Children's Dental Care

Written on 02/17/2021

February is National Children’s Dental Health Month (NCDHM). It was first observed on February 8, 1949, and was later expanded to a month-long observance in 1981. It is dedicated to sharing messages and resources regarding the importance of children’s oral health. It is also designed to bring healthcare providers, educators, caregivers, community members and many others together to promote the benefits of oral health in children. 

American Indian and Alaska Native children specifically, ages 1 to 5, have the highest rate of tooth decay in the United States. Children with tooth decay may experience pain and infection that could potentially result in life-long health issues and possibly oral surgeries. However, steps can be taken to prevent this. Poor oral health can be changed! 

Read on as we offer tips and tricks to prevent tooth decay. We also list ways to bring awareness to dental health for children in your community.

Milestones, or “smilestones,” in checking your child’s teeth are as follows:

  • Before the first tooth appears: Begin good habits. Use clean, damp washcloths to wipe away milk/formula off baby’s gums twice a day.
  • 3 to 6 months: Teeth brushing should begin twice a day with infant-size toothbrush.
  • After the first tooth appears or before the first birthday: Visit the dentist! Appointments should occur every six months following.
  • Less than 3 years old: Brush teeth with fluoride toothpaste twice a day. The size of a grain of rice is ideal.
  • By 3 years old: Children should have 20 primary teeth.
  • After 3 years old: Brush teeth with fluoride toothpaste twice a day until age 6. A pea-sized amount is great.

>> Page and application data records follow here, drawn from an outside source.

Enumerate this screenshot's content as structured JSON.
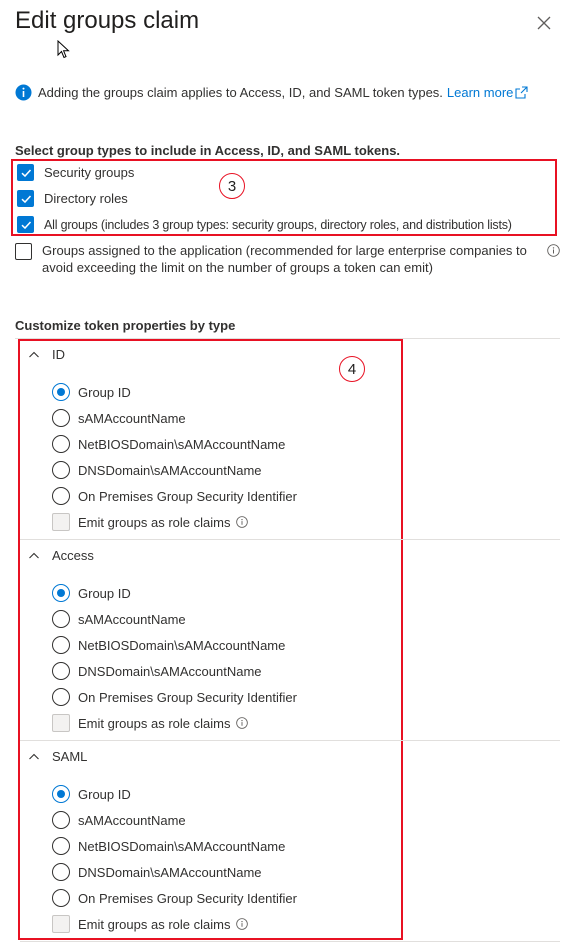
{
  "panel": {
    "title": "Edit groups claim",
    "close_icon": "close-icon"
  },
  "info": {
    "text": "Adding the groups claim applies to Access, ID, and SAML token types.",
    "link": "Learn more",
    "accent": "#0078d4"
  },
  "group_types": {
    "label": "Select group types to include in Access, ID, and SAML tokens.",
    "step": "3",
    "items": [
      {
        "label": "Security groups",
        "checked": true
      },
      {
        "label": "Directory roles",
        "checked": true
      },
      {
        "label": "All groups (includes 3 group types: security groups, directory roles, and distribution lists)",
        "checked": true
      }
    ],
    "app_groups": {
      "label": "Groups assigned to the application (recommended for large enterprise companies to avoid exceeding the limit on the number of groups a token can emit)",
      "checked": false
    }
  },
  "token_props": {
    "label": "Customize token properties by type",
    "step": "4",
    "options": [
      "Group ID",
      "sAMAccountName",
      "NetBIOSDomain\\sAMAccountName",
      "DNSDomain\\sAMAccountName",
      "On Premises Group Security Identifier"
    ],
    "emit_label": "Emit groups as role claims",
    "groups": [
      {
        "name": "ID",
        "selected": "Group ID",
        "emit_checked": false
      },
      {
        "name": "Access",
        "selected": "Group ID",
        "emit_checked": false
      },
      {
        "name": "SAML",
        "selected": "Group ID",
        "emit_checked": false
      }
    ]
  },
  "colors": {
    "annotation_red": "#e81123",
    "checkbox_blue": "#0078d4",
    "text": "#323130"
  }
}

Ways to share information with children in your community include:

  • Create dental hygiene kits or checklists for children and their families in your community (kits can include a toothbrush, toothpaste, floss and timer).
  • Host Zoom sessions to share information on proper teeth brushing and flossing techniques using puppets or teeth models to engage students through storytelling. 
  • Host oral health storytelling on Zoom or through live streaming videos (ex. Coyote and Little Man).
  • Share creative videos that children can watch, or better yet, create a video using your language that children can follow along with for proper brushing and flossing techniques. 
  • Create a resource list of dental providers, clinics and tribal programs for families.
  • Share other ways families can protect their children’s teeth such as mouth guards, fluoridedental sealants and Silver Diamine Fluoride.

Be proactive with your child's dental health and help create habits that will last through adulthood! Be sure to also prioritize your own oral hygiene, too. Little eyes are taking notes on all that you do.